### AIM OF THE TASK
Restate each line of the listing exactly, without carrying over any pictures.

### MATERIALS PROVIDED
○ ○ ○ ○ ○ ○ ○
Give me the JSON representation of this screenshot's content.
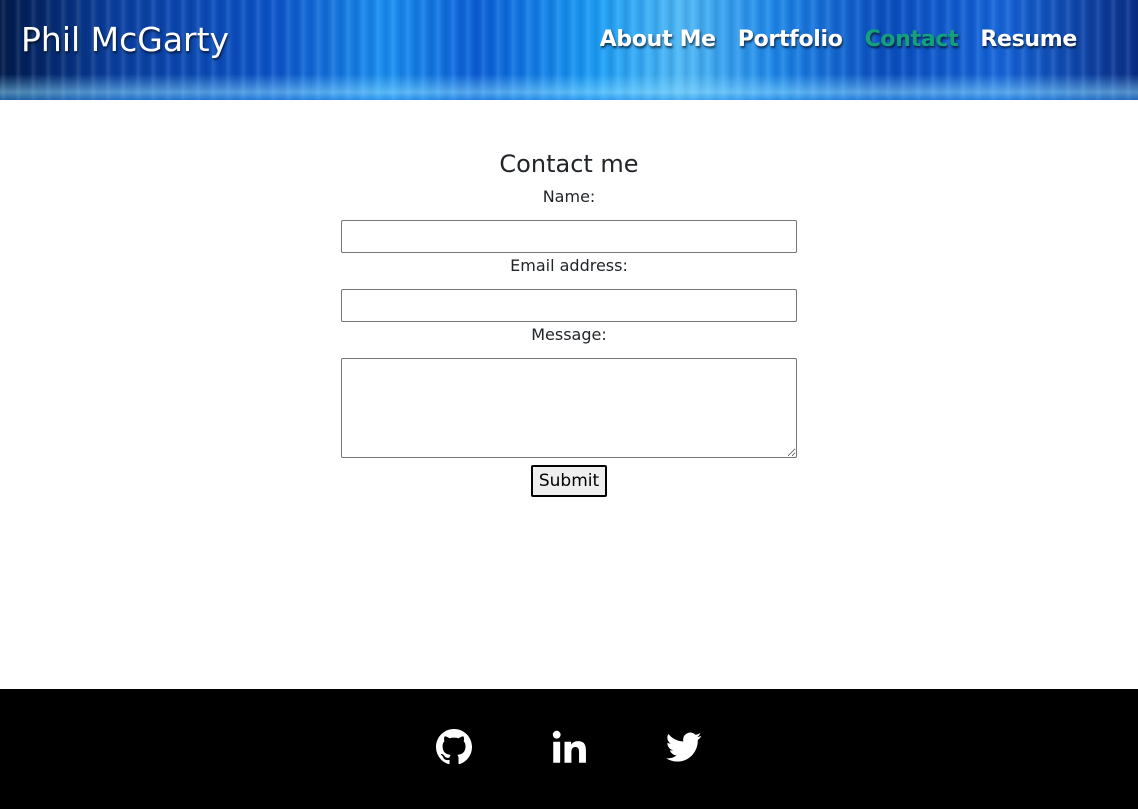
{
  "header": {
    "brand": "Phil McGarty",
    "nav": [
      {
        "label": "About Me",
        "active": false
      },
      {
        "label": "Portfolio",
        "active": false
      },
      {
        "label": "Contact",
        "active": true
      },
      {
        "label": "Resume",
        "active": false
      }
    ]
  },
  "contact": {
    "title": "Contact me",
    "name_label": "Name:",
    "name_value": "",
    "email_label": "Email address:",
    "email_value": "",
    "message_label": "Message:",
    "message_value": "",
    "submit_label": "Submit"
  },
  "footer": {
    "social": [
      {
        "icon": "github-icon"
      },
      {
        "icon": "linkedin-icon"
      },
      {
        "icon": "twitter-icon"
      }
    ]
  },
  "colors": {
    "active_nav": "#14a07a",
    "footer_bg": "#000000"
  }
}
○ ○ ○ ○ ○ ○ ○
### TASK SOLUTION
Give me the JSON representation of this screenshot's content.
{
  "header": {
    "brand": "Phil McGarty",
    "nav": [
      {
        "label": "About Me",
        "active": false
      },
      {
        "label": "Portfolio",
        "active": false
      },
      {
        "label": "Contact",
        "active": true
      },
      {
        "label": "Resume",
        "active": false
      }
    ]
  },
  "contact": {
    "title": "Contact me",
    "name_label": "Name:",
    "name_value": "",
    "email_label": "Email address:",
    "email_value": "",
    "message_label": "Message:",
    "message_value": "",
    "submit_label": "Submit"
  },
  "footer": {
    "social": [
      {
        "icon": "github-icon"
      },
      {
        "icon": "linkedin-icon"
      },
      {
        "icon": "twitter-icon"
      }
    ]
  },
  "colors": {
    "active_nav": "#14a07a",
    "footer_bg": "#000000"
  }
}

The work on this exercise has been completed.